[Records shown Boundary: Start]

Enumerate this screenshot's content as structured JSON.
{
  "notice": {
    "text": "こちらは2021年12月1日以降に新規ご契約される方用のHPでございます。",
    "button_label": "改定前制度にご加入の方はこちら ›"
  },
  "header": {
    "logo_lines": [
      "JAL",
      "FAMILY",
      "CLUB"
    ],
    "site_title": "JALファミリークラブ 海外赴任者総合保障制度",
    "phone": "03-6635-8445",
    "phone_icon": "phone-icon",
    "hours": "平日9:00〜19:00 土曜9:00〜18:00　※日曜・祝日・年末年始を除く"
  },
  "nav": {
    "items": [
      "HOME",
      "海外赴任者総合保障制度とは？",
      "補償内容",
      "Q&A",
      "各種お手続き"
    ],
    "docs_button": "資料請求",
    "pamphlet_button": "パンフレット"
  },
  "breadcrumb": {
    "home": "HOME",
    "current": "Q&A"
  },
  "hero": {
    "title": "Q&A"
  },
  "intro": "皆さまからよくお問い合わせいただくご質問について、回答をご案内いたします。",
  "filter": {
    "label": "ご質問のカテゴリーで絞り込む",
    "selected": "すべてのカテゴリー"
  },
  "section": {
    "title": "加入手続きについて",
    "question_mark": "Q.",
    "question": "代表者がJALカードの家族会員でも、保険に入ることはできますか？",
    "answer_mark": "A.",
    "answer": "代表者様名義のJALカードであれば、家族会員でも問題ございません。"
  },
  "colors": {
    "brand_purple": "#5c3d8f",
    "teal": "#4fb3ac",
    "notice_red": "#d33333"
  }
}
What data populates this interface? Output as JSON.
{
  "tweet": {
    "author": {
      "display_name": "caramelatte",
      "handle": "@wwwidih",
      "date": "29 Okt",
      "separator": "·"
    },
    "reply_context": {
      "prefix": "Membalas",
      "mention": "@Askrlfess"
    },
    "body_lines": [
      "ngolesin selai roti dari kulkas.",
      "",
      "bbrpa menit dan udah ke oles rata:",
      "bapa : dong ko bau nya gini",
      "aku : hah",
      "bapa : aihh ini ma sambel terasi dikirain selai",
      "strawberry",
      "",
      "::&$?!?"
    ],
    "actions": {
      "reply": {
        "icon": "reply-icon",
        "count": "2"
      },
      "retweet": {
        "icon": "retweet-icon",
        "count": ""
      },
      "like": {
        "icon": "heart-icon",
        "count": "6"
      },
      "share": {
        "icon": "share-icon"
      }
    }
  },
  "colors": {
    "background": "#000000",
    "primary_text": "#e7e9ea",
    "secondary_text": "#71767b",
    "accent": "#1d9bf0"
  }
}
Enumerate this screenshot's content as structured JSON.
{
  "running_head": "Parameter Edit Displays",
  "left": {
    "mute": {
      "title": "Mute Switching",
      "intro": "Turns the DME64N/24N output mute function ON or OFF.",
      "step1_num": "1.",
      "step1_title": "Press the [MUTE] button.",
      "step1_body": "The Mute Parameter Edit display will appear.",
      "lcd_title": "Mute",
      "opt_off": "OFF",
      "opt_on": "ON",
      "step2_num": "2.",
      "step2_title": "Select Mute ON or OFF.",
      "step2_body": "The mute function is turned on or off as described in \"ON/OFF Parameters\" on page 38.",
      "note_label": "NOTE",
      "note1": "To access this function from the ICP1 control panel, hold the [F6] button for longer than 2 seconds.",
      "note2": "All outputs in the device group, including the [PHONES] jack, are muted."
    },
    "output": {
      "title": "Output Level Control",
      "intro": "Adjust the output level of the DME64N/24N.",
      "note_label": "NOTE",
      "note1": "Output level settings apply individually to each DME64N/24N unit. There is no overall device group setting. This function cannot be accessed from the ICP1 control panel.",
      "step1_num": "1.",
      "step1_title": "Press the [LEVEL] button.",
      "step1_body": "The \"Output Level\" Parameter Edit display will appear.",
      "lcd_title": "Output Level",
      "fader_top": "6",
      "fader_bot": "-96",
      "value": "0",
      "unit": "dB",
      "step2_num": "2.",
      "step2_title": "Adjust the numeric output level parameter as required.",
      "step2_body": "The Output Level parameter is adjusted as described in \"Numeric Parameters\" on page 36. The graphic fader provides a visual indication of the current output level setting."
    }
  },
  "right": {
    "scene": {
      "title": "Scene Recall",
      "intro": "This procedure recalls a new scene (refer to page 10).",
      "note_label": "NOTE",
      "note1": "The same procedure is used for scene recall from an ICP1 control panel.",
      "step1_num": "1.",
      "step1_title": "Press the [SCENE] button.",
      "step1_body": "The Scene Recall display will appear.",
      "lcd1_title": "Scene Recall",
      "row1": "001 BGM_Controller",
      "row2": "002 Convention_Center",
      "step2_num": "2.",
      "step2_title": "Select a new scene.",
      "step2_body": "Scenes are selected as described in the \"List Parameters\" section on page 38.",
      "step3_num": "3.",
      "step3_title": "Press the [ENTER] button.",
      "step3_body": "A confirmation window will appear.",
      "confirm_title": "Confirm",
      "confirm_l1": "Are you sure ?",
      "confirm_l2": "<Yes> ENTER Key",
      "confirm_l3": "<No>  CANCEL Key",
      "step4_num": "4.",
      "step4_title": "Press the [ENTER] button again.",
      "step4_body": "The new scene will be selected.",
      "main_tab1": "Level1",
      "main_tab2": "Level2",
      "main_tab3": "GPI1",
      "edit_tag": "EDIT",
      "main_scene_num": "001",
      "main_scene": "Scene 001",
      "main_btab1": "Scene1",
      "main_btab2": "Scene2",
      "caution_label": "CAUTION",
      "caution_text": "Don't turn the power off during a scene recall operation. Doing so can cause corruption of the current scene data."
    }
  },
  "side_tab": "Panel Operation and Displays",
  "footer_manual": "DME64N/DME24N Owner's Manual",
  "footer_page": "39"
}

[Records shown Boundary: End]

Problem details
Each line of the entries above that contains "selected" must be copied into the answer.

The completed task
    "selected": "すべてのカテゴリー"
      "step2_body": "Scenes are selected as described in the \"List Parameters\" section on page 38.",
      "step4_body": "The new scene will be selected.",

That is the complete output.